  • Be wary of packages with an uneven balance of weight.
  • Mail bombs may be enclosed in a parcel or an envelope.  Keep an eye on both.
  • The return address may be vague, nonsensical or there might not be a return address at all.  The postmark may indicate a different location than the return address.
  • Postal inspectors have found that mail bombs generally target specific individuals. So they may bear restricted endorsements, such as “Personal” or “Private,” designed to make sure a particular addressee opens the package.  Restricted endorsements are most likely to be present on bombs sent to people who do not usually receive personal mail at the office.  The name may be wrong or misspelled or the package may have the right name, but the wrong job title.  They may also bear only the job title and no name.
  • Be suspicious of obviously disguised or strange handwriting or if the name and address on the package or letter are prepared with homemade labels or cut-and-paste lettering.
  • Parcel bombs may have far more tape than necessary or several combinations of tape.  They often carry warnings such as “Fragile–Handle With Care” or “Rush Delivery.”
  • Bulkiness. Bombs in letters will contain more than paper, so they will feel hard and inflexible and appear uneven or lopsided.
  • Be wary of irregularly shaped packages with soft spots or bulges.
  • Biological agents may also be sent through the mail.  In addition to the above indicators, watch for letters or packages with any powdery substance on the outside.
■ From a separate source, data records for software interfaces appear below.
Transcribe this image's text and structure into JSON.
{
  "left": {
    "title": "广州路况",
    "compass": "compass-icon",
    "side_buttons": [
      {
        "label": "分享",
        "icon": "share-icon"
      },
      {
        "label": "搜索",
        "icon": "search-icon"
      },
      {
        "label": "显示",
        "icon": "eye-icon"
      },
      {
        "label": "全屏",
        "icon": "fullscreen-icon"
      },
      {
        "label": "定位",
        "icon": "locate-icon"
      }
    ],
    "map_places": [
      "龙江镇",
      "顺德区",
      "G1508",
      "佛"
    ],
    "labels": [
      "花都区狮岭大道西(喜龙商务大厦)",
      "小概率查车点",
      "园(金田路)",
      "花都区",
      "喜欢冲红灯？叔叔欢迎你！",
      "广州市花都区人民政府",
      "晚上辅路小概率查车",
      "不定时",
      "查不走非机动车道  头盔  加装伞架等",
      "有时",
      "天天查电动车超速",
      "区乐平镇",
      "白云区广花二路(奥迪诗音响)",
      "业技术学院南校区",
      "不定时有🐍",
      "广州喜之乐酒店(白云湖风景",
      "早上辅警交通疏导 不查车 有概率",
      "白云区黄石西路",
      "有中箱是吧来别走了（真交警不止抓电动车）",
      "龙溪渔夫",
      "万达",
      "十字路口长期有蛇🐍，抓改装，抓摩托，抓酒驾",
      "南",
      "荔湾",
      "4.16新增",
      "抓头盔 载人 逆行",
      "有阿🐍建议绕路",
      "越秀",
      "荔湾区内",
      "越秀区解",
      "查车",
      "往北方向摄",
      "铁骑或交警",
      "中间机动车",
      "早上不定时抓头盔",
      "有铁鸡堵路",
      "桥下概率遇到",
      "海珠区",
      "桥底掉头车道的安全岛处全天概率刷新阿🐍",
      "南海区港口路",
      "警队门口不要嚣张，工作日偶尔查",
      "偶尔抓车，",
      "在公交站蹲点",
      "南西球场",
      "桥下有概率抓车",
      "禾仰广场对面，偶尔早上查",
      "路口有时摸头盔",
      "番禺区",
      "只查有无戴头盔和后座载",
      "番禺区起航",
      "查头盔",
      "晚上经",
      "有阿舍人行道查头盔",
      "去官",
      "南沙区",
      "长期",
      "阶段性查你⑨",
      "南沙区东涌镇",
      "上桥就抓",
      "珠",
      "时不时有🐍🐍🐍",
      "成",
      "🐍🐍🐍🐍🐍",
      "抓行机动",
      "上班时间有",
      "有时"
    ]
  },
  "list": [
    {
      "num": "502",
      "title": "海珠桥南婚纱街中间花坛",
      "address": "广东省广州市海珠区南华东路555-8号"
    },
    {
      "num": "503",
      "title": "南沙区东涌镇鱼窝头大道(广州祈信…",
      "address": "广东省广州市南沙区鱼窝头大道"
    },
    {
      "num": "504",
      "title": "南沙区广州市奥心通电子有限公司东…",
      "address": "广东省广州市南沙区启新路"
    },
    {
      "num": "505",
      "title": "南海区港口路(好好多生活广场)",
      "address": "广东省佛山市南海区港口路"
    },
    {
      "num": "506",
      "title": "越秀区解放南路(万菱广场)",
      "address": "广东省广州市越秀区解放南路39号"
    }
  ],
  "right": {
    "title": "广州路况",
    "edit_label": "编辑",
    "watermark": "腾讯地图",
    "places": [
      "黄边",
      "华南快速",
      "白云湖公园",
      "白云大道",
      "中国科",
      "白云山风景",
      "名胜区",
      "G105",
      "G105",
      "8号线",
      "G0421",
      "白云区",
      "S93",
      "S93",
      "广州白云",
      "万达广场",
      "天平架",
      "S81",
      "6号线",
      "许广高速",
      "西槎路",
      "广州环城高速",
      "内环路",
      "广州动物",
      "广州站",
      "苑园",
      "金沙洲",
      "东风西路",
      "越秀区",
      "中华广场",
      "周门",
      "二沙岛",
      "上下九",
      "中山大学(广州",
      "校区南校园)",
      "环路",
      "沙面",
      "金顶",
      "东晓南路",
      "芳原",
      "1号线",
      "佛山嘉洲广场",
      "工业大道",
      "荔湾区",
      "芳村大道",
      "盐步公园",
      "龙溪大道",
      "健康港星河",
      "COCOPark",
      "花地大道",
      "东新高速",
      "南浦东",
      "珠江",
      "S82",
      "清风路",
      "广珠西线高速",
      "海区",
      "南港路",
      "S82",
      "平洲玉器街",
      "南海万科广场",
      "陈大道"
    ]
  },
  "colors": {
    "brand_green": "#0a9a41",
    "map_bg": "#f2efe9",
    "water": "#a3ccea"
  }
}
Do not sniff suspicious packages!  Remember microscopic particles can be inhaled easily and absorbed quickly.

What to do:

  • Call 911. If you see wires, hear ticking or have any reason to suspect a bomb, evacuate your building.
  • Do not open the article.  Do not cut any strings, tape or wrappings.
  • Isolate the suspicious parcel and evacuate the immediate area.
  • Do not submerge the package in water or place it in a confined space, such as a desk drawer or cabinet.  Many homemade bombs depend on the mixing of explosive gases, so you should allow the package maximum ventilation.  If possible, open windows in the immediate area to assist in venting and to minimize the effect of any concussion caused by detonation, but do not linger to do this.
  • Make sure that anyone who has touched the package washes their hands with soap and water.  Place items of clothing that have come into contact with the package in plastic bags and give them to the authorities.
  • Better safe than sorry.  Do not worry about possible embarrassment if the parcel turns out to be innocent. Call 911 and contact the US Postal Inspection Service.  Local Postal Inspection Service phone numbers are available at http://www.usps.com/ncsc/locators/find-is.html.